[Opening Input section]

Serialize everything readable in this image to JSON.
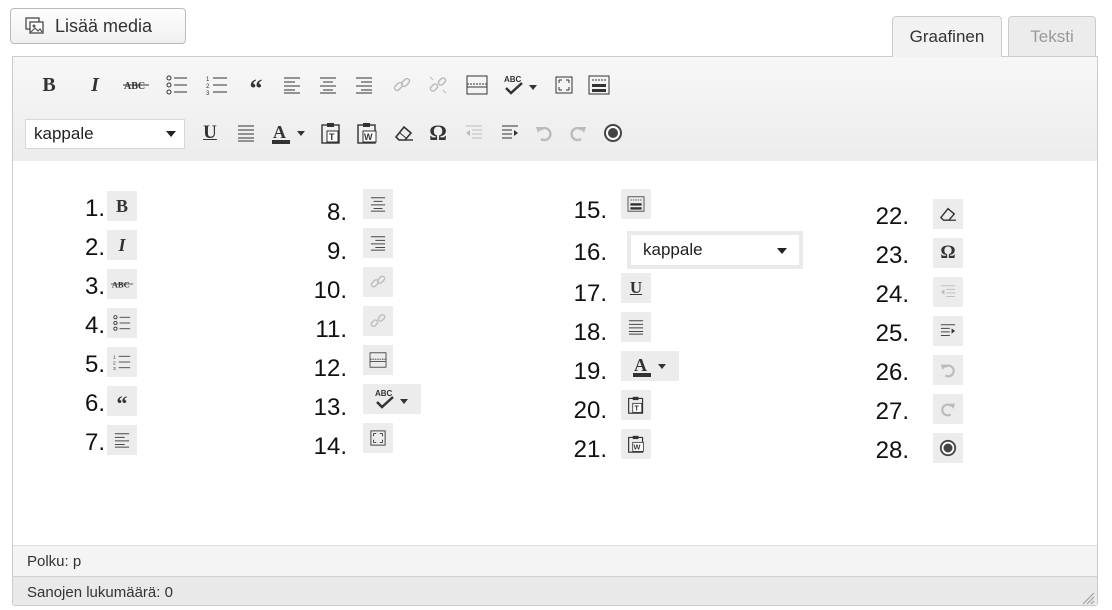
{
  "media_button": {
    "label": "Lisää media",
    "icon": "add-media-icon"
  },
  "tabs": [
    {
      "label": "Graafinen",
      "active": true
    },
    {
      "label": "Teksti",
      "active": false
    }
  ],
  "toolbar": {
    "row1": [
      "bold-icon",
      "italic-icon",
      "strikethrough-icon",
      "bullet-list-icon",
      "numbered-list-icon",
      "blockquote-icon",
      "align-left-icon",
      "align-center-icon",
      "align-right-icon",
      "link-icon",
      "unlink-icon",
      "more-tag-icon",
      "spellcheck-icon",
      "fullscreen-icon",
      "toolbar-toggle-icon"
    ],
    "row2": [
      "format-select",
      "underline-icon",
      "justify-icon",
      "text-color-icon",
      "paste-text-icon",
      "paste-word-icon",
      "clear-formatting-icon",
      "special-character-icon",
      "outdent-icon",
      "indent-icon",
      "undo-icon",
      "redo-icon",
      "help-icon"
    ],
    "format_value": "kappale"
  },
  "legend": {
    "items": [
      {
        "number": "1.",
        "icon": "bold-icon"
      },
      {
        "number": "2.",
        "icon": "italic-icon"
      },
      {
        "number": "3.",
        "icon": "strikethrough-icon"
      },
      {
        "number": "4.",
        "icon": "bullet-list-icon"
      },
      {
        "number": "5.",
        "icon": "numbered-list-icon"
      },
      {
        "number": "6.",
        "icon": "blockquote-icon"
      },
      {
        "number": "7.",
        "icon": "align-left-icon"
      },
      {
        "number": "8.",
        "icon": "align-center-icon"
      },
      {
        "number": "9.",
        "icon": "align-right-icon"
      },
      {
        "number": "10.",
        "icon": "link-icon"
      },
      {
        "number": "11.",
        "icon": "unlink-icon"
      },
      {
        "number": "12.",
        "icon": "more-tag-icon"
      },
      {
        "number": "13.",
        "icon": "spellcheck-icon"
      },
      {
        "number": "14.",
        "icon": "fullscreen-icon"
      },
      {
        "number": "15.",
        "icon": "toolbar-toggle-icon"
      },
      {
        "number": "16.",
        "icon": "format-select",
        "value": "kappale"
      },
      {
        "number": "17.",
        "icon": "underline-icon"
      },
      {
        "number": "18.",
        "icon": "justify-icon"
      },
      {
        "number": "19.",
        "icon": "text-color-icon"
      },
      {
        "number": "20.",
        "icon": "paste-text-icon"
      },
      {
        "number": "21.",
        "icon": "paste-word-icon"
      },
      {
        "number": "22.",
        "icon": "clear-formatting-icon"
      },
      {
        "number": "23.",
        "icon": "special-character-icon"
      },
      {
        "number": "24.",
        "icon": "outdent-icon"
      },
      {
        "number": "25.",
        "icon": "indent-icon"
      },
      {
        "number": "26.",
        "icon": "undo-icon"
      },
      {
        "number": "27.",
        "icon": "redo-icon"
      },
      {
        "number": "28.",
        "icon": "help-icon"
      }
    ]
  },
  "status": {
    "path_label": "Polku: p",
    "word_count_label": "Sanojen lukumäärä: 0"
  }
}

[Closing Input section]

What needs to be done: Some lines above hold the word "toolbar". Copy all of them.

Exercise answer:
  "toolbar": {
      "toolbar-toggle-icon"
        "icon": "toolbar-toggle-icon"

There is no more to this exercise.